** Source data **
____________________

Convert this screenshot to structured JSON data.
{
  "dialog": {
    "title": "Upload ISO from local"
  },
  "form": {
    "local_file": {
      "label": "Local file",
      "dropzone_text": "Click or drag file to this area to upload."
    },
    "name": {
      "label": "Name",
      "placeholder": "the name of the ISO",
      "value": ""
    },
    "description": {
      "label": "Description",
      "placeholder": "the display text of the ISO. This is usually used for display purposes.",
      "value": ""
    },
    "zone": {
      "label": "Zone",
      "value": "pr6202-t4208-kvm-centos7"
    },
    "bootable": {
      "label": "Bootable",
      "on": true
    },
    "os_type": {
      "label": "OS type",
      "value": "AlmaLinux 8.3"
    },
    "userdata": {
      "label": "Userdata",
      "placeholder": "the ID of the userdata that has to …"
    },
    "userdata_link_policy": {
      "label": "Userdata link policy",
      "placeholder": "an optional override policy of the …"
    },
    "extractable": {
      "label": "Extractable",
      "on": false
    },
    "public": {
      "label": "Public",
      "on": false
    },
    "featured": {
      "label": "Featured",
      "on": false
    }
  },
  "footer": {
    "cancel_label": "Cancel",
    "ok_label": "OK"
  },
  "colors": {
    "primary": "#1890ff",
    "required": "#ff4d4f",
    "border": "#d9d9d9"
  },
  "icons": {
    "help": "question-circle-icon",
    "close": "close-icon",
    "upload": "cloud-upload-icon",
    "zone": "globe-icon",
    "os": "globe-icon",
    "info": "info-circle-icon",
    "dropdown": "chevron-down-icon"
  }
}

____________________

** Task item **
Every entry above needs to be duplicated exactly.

** Answer below **
Convert this screenshot to structured JSON data.
{
  "dialog": {
    "title": "Upload ISO from local"
  },
  "form": {
    "local_file": {
      "label": "Local file",
      "dropzone_text": "Click or drag file to this area to upload."
    },
    "name": {
      "label": "Name",
      "placeholder": "the name of the ISO",
      "value": ""
    },
    "description": {
      "label": "Description",
      "placeholder": "the display text of the ISO. This is usually used for display purposes.",
      "value": ""
    },
    "zone": {
      "label": "Zone",
      "value": "pr6202-t4208-kvm-centos7"
    },
    "bootable": {
      "label": "Bootable",
      "on": true
    },
    "os_type": {
      "label": "OS type",
      "value": "AlmaLinux 8.3"
    },
    "userdata": {
      "label": "Userdata",
      "placeholder": "the ID of the userdata that has to …"
    },
    "userdata_link_policy": {
      "label": "Userdata link policy",
      "placeholder": "an optional override policy of the …"
    },
    "extractable": {
      "label": "Extractable",
      "on": false
    },
    "public": {
      "label": "Public",
      "on": false
    },
    "featured": {
      "label": "Featured",
      "on": false
    }
  },
  "footer": {
    "cancel_label": "Cancel",
    "ok_label": "OK"
  },
  "colors": {
    "primary": "#1890ff",
    "required": "#ff4d4f",
    "border": "#d9d9d9"
  },
  "icons": {
    "help": "question-circle-icon",
    "close": "close-icon",
    "upload": "cloud-upload-icon",
    "zone": "globe-icon",
    "os": "globe-icon",
    "info": "info-circle-icon",
    "dropdown": "chevron-down-icon"
  }
}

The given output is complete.